|Name of the client/building owner
||The Inland Revenue
|Function of building
|Degree of enclosure
||Fully enclosed structure
||Temperate - cold winters and mild summers
|Number of layers
|Short description of the project
||For the amenity building at the inland Revenue Center in Nottingham, 1994, we seperated the PTFE membrane over the sports hall from the two outside blocks enclosing the restaurant and crèche. This discontinuity not only emphasizes the difference in activities beneath, but breaks up the bulk of the roof. By allowing another scalloped and undulating fabric edge to appear, the thinness and lightness of the membrane becomes apparent and the opportunity for a clerestory is provided. The glazed elliptical ladder trusses generate the main roof form, solve the location of mast penetration, and provide a way of joining the glazed end walls to the roof. They also capture slivers of sky, enhancing the marvelous combination of diffused and direct light.
The ladder trusses are suspended by steel bars from four masts. The edges of the roof are pushed out by raking struts at the canopy ends and by raking A-frames are attached to the ladders by cables and from them are suspended the insulating ceilings of the side blocks. Between them span glazed lenses forming the upper boundary of the side block roofs, while the outer edges of these roofs are held in position by props and raking struts and tied down to piled foundations.
The details at the ends of the A-frames where upper and lower membranes, glazed lenses and cables come together were particularly difficult to design. The forces were substantial, the geometry complicated while the membrane attachement imposed its own requirements. This situation was compounded where the glazed end wall and associated ladder trusses were also part of the assembly. It is a significant engineering and architectural achievement that these details appear as clear as their simpler counterparts.
(Micheal Hopkins and Partners)
The building takes the form of two double story blocks flanking a central sports area, the ends of which are closed by full height glazed walls. The roof is a PTFE coated glass fiber membrane. There is some similarity with the earlier building for Schlumberger Research Center in Cambridge. However, here the side blocks are each covered with a membrane roof and the membrane edges on all three roofs have edges cables rather than straight edges clamped directly to a framework.
The form of the main roof is generated by 6 elliptical ladder trusses suspended by steel rods from 4 masts 28m high.
The edges of the roof are pushed out by raking struts and tied down at the entrance canopy ends, and by raking A-frames along the edges of th side blocks. The points of the A-frame are attached to the 3 suspended ladder trusses by ridge cables. Spanning longitudinally between the A-frames are glazed lens-shaped trusses which form the enclosure between the main roof and side block roofs. The connection details at the points where upper and lower membranes, glazed trusses and the ridge cables come together were difficult to solve because of the geometry and size of forces involved.

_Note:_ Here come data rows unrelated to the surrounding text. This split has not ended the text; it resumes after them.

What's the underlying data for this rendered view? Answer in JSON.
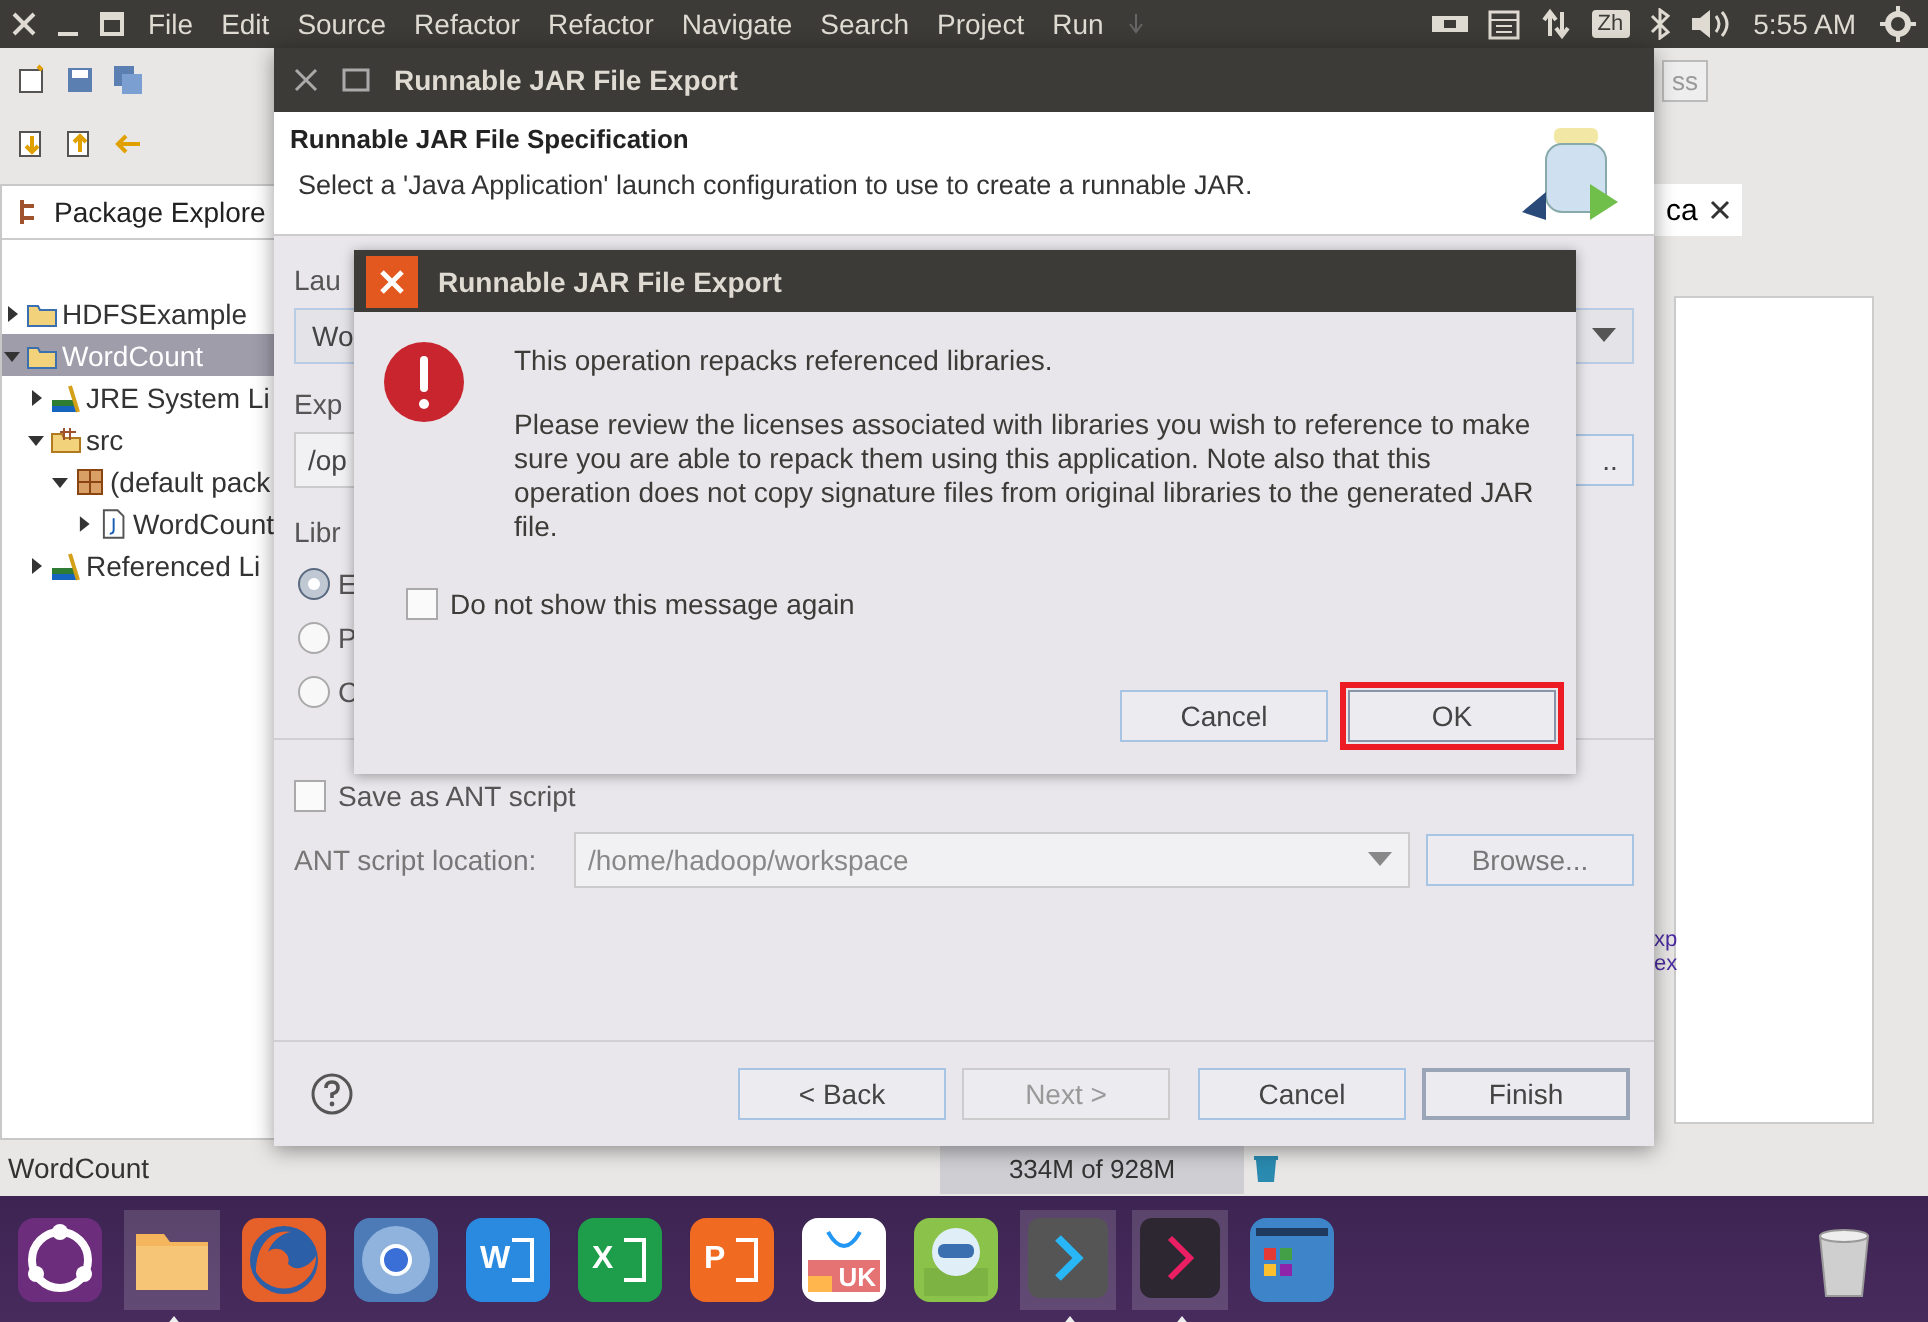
{
  "top_bar": {
    "menus": [
      "File",
      "Edit",
      "Source",
      "Refactor",
      "Refactor",
      "Navigate",
      "Search",
      "Project",
      "Run"
    ],
    "input_method": "Zh",
    "clock": "5:55 AM"
  },
  "eclipse": {
    "toolbar_partial": "ss",
    "package_explorer": {
      "title": "Package Explore",
      "tree": [
        {
          "label": "HDFSExample",
          "kind": "project",
          "expanded": false,
          "selected": false
        },
        {
          "label": "WordCount",
          "kind": "project",
          "expanded": true,
          "selected": true,
          "children": [
            {
              "label": "JRE System Li",
              "kind": "library",
              "expanded": false,
              "selected": false
            },
            {
              "label": "src",
              "kind": "source-folder",
              "expanded": true,
              "selected": false,
              "children": [
                {
                  "label": "(default pack",
                  "kind": "package",
                  "expanded": true,
                  "selected": false,
                  "children": [
                    {
                      "label": "WordCount",
                      "kind": "java-file",
                      "expanded": false,
                      "selected": false
                    }
                  ]
                }
              ]
            },
            {
              "label": "Referenced Li",
              "kind": "library",
              "expanded": false,
              "selected": false
            }
          ]
        }
      ]
    },
    "right_tab": "ca",
    "right_fragments": [
      "xp",
      "ex"
    ],
    "status_bar": {
      "selection": "WordCount",
      "heap": "334M of 928M"
    }
  },
  "wizard": {
    "title": "Runnable JAR File Export",
    "heading": "Runnable JAR File Specification",
    "description": "Select a 'Java Application' launch configuration to use to create a runnable JAR.",
    "launch_label": "Lau",
    "launch_value": "Wo",
    "export_label": "Exp",
    "export_value": "/op",
    "export_button": "..",
    "library_label": "Libr",
    "library_options": [
      {
        "label": "E",
        "selected": true
      },
      {
        "label": "P",
        "selected": false
      },
      {
        "label": "C",
        "selected": false
      }
    ],
    "save_ant": {
      "label": "Save as ANT script",
      "checked": false
    },
    "ant_location": {
      "label": "ANT script location:",
      "value": "/home/hadoop/workspace",
      "disabled": true,
      "button": "Browse..."
    },
    "buttons": [
      {
        "label": "< Back",
        "disabled": false,
        "default": false
      },
      {
        "label": "Next >",
        "disabled": true,
        "default": false
      },
      {
        "label": "Cancel",
        "disabled": false,
        "default": false
      },
      {
        "label": "Finish",
        "disabled": false,
        "default": true
      }
    ]
  },
  "alert": {
    "title": "Runnable JAR File Export",
    "message": "This operation repacks referenced libraries.",
    "details": "Please review the licenses associated with libraries you wish to reference to make sure you are able to repack them using this application. Note also that this operation does not copy signature files from original libraries to the generated JAR file.",
    "dont_show": {
      "label": "Do not show this message again",
      "checked": false
    },
    "buttons": [
      {
        "label": "Cancel",
        "highlighted": false
      },
      {
        "label": "OK",
        "highlighted": true
      }
    ]
  },
  "dock": [
    {
      "kind": "ubuntu",
      "running": false
    },
    {
      "kind": "files",
      "running": true
    },
    {
      "kind": "firefox",
      "running": false
    },
    {
      "kind": "chromium",
      "running": false
    },
    {
      "kind": "word",
      "glyph": "W",
      "running": false
    },
    {
      "kind": "excel",
      "glyph": "X",
      "running": false
    },
    {
      "kind": "powerpoint",
      "glyph": "P",
      "running": false
    },
    {
      "kind": "store",
      "glyph": "UK",
      "running": false
    },
    {
      "kind": "robot",
      "running": false
    },
    {
      "kind": "prompt",
      "running": true
    },
    {
      "kind": "terminal",
      "running": true
    },
    {
      "kind": "apps",
      "running": false
    },
    {
      "kind": "trash",
      "running": false
    }
  ]
}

The membrane provides very little insulation and so the sports hall was considered as an unheated space. Temperatures are predicted to follow outside conditions within a few degrees. Opening vents in the glazed ens walls provide cross-ventilation on hot days, whilst electric radiant heaters on the internal walls raise the temperature to 13° in cold periods.
The translucency of the membrane roof gives a very positive benefit. Not only does the light have an attractive quality, the use of electric lighting is greatly reduced - so much so that less energy is used than in a conventional building.
(Brian Forster, Ove Arup & Partners)
[Membrane Designs and Structures in the World, Kazuo Ishii, p110-113]
Main dimensions and form
|Covered surface (m2)